DATASET RECORDS START

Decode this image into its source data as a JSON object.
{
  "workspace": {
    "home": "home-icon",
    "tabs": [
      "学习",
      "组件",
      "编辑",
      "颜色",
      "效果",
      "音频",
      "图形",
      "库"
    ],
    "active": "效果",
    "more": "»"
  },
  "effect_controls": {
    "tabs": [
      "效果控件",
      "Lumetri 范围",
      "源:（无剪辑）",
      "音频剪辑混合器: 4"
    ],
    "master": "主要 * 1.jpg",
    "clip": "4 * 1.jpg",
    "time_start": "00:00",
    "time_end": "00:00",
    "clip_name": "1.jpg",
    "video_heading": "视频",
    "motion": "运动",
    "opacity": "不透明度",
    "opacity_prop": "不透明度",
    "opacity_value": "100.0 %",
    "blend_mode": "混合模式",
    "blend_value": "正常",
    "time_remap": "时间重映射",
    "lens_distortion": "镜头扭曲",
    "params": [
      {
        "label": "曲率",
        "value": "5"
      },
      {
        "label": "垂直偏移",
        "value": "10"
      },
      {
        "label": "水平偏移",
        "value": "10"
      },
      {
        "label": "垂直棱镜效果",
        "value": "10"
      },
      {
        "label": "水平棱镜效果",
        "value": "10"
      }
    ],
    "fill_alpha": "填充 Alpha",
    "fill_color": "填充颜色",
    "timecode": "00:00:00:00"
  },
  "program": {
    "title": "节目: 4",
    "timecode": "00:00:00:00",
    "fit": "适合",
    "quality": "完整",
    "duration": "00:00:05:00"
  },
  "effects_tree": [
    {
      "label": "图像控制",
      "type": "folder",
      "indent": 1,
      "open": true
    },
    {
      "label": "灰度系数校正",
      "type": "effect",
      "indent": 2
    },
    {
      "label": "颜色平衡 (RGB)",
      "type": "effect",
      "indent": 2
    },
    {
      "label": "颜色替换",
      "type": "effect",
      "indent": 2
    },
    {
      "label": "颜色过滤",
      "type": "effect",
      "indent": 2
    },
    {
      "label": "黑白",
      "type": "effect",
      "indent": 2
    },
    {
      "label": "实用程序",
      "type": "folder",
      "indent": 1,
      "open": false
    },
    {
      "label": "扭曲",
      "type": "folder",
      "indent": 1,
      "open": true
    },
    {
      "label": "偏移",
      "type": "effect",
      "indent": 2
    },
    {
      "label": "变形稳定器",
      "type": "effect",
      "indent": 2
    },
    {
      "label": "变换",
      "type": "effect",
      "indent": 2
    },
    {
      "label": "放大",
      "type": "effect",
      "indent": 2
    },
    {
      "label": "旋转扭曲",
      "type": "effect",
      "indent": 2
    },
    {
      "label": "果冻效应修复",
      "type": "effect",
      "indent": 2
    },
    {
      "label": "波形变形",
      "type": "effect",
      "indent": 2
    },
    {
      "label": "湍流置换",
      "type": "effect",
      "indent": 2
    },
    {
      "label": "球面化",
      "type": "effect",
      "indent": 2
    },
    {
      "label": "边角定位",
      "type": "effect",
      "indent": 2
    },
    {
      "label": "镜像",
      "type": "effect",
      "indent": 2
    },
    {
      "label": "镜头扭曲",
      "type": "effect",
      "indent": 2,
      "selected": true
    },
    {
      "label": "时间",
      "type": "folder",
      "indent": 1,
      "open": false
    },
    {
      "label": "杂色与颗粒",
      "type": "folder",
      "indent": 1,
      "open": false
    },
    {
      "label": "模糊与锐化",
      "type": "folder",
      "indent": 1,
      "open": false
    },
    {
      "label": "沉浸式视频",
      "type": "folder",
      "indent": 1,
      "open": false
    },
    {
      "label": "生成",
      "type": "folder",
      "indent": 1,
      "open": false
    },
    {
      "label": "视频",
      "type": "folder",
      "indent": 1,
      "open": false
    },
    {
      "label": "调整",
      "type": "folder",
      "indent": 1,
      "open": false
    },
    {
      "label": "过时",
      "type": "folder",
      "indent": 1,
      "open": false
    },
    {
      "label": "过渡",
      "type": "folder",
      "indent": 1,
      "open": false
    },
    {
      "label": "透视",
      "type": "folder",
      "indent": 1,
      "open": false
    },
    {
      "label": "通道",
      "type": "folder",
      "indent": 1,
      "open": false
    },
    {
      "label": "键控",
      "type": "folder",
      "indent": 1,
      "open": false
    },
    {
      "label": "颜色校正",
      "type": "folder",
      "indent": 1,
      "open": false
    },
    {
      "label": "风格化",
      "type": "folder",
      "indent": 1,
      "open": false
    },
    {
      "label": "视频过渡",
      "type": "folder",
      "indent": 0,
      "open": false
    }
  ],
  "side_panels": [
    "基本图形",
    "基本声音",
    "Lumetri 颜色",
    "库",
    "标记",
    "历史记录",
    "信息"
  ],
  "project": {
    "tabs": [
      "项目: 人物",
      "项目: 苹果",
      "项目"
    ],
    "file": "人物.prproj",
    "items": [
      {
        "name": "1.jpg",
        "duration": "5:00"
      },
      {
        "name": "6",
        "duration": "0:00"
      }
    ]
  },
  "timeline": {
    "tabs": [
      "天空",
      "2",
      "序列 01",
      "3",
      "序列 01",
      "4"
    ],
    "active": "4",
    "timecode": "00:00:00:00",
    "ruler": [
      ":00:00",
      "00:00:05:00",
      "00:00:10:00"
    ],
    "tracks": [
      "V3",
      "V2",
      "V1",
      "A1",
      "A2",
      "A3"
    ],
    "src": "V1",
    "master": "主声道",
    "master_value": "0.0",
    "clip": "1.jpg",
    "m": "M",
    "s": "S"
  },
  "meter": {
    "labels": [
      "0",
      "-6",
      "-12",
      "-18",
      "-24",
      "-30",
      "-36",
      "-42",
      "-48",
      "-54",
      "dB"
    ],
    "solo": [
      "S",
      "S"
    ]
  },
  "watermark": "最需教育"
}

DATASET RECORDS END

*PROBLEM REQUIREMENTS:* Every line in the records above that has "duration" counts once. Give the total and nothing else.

*SOLUTION FOR THIS TASK:* 3